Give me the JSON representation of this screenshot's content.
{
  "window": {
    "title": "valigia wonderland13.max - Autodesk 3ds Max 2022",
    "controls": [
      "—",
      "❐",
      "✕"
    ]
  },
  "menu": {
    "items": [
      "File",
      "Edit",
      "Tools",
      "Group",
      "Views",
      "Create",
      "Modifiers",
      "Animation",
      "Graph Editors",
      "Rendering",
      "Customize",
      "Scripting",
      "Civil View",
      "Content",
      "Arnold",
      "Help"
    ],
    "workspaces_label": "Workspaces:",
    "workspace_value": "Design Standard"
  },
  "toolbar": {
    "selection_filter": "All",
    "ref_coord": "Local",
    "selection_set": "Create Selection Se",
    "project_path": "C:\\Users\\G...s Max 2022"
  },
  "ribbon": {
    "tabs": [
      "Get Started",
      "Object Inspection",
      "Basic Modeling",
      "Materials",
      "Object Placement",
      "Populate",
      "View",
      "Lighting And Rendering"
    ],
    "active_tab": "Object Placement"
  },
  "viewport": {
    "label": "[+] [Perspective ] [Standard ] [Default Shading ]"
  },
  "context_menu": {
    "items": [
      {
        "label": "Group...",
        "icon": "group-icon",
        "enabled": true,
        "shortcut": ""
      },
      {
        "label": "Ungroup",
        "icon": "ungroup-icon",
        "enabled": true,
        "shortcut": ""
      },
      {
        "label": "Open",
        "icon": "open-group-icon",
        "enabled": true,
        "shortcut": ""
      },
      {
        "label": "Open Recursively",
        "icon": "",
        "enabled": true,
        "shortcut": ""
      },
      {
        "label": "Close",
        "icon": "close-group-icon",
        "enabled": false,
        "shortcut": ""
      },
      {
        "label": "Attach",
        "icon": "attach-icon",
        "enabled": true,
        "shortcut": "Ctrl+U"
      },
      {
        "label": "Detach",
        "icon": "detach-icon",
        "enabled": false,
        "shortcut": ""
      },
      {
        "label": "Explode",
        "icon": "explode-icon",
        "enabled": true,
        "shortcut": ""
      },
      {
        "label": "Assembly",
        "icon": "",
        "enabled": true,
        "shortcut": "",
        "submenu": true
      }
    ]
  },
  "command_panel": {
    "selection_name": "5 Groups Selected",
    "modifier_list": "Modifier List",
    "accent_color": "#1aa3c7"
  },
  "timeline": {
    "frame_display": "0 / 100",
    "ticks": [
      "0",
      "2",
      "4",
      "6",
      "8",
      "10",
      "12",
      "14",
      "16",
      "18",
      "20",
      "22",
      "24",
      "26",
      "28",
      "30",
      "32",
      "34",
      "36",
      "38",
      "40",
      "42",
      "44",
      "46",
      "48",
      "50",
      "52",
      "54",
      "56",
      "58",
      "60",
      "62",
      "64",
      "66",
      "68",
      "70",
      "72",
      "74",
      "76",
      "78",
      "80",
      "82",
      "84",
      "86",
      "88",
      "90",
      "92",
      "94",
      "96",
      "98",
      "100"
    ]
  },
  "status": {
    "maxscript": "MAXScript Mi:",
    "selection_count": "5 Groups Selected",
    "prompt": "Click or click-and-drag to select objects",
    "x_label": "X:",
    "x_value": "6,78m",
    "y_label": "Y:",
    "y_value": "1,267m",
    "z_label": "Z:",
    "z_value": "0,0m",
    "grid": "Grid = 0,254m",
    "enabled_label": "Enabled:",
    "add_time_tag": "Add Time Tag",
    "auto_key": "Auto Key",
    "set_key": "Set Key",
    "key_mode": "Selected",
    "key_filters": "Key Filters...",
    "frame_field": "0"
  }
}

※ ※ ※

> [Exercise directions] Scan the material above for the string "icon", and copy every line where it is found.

> [Result of this task]
        "icon": "group-icon",
        "icon": "ungroup-icon",
        "icon": "open-group-icon",
        "icon": "",
        "icon": "close-group-icon",
        "icon": "attach-icon",
        "icon": "detach-icon",
        "icon": "explode-icon",
        "icon": "",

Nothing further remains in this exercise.